Being the capstone to the anime series of the same name, BLOOD-C: THE LAST DARK is a strange beastie. Once again, I find myself plopped into the middle of an already evolving franchise, not unlike a puppy abandoned inside a car already most of the way through the assembly line. Suddenly, there are all these monsters moving things around, and people speaking technical jargon - - then things just start moving in ways you don't expect.
Based on the clips of the show sprinkled here and there, though, I am not compelled to fill in the blanks. So it's once more, blindly, into the breach!
In the world of BLOOD, there are some sort of extradimensional monsters that devour people, and it is up to Saya Kisiragi to stop them. Not for any moral obligation or anything, but rather because these monsters are her only source of food.

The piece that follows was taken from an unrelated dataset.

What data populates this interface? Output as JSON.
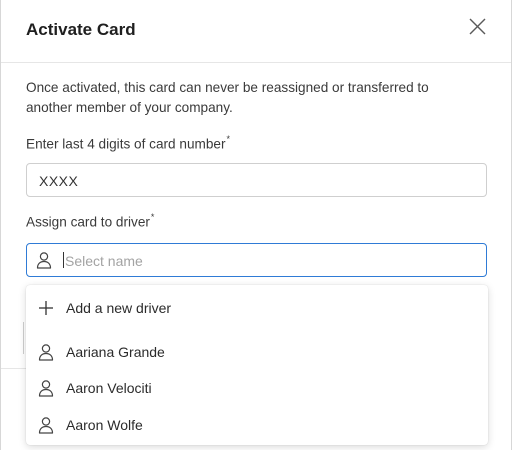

She arrives in Tokyo to wreak horrible vengeance on Fumito Nanahara (who destroyed everything she ever cared for) and, along the way, befriends a group of plucky young hackers who also hate Nanahara.
And that's the part of THE LAST DARK where things don't connect.

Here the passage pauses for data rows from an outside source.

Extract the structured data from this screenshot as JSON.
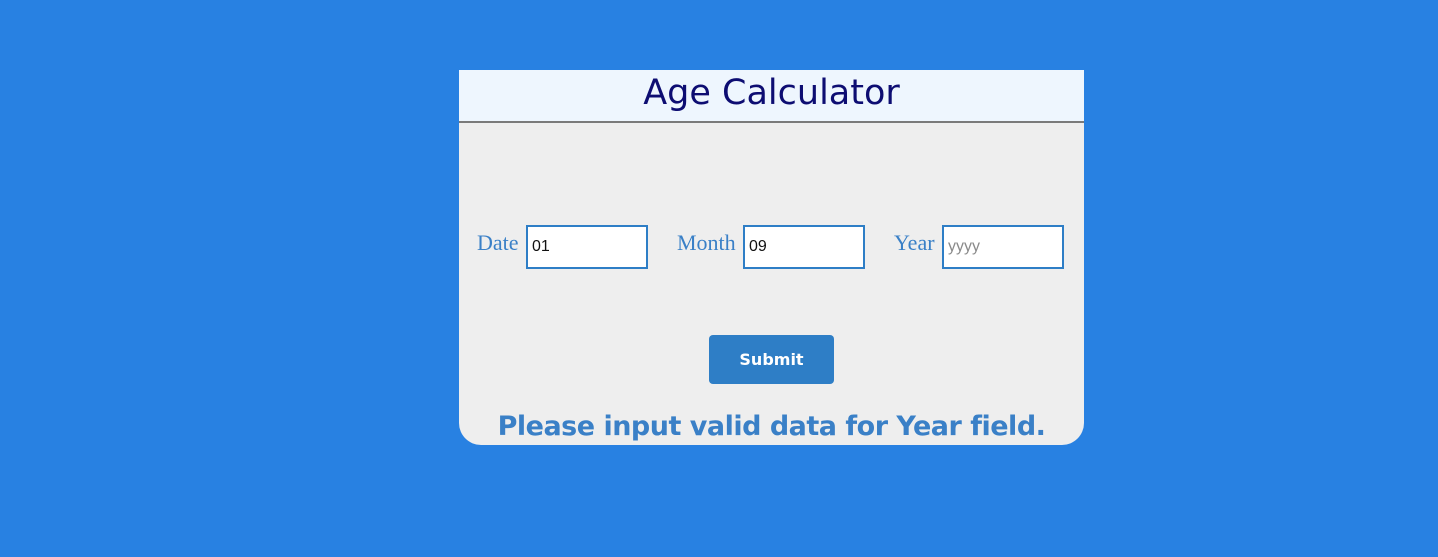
{
  "title": "Age Calculator",
  "fields": {
    "date": {
      "label": "Date",
      "value": "01",
      "placeholder": ""
    },
    "month": {
      "label": "Month",
      "value": "09",
      "placeholder": ""
    },
    "year": {
      "label": "Year",
      "value": "",
      "placeholder": "yyyy"
    }
  },
  "submit_label": "Submit",
  "error_message": "Please input valid data for Year field.",
  "colors": {
    "page_background": "#2881e2",
    "card_background": "#eeeeee",
    "header_background": "#eef6fe",
    "title_text": "#0d0d72",
    "accent": "#2e7ec6",
    "label_text": "#3a80c7"
  }
}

Nanahara has, apparently, taken over Tokyo with his unlimited resources and decided to make the youth of Japan go to bed promptly at 9PM. And, gosh darn it - - these kids aren't gonna take it anymore! They clash so heavily with the tone of Saya's story that it's difficult to reconcile the fact that they're actually in the same movie. The hackers are borderline obnoxious freedom fighters while Saya stoically goes about her business, plotting revenge and fighting monsters.
It's not even clear if the hacker kids are aware of the monsters: they just want to fight for their version of net neutrality. Heck, one of them gets attacked by one of the things in the first scene, but then it's never mentioned again.
The story isn't the only place where corners were cut, either. There are two times in the film where the use of computer graphics greatly clashes with the traditional style. The first, in the very beginning, populates Tokyo's underground subway stations with mechanical automatons, forced to move only in very specific locations by the hinges of their joints. The second, and much more egregious, is in a climactic battle with an enormous monster. Nothing pulls the plug on your suspension of disbelief like jarringly incongruous visual elements.
While the big set piece fights are lackluster, it's actually the subtler moments that make your eyes widen with horror. It's in the creeping dread of a man losing his mind to a monster, or in the false hope that your enemy is right within reach of your sword. It's also in the piecing together of clues in your mind thanks to dreams, and the realizations that your deductions bring.
If you've already watched the BLOOD-C series, you should give this a shot. Questions are answered, knives are twisted, and the setting is expanded. Outside of those people who saw that show through to the end, though, the time investment's just not worth it for the little sparks of fun here and there.
Matt Murphy is a freelance nerd who has contributed to many nerd websites. You can reach him by going to where the light meets the shadow, by sending out zeta-brainwaves or by following him on Twitter @Murphix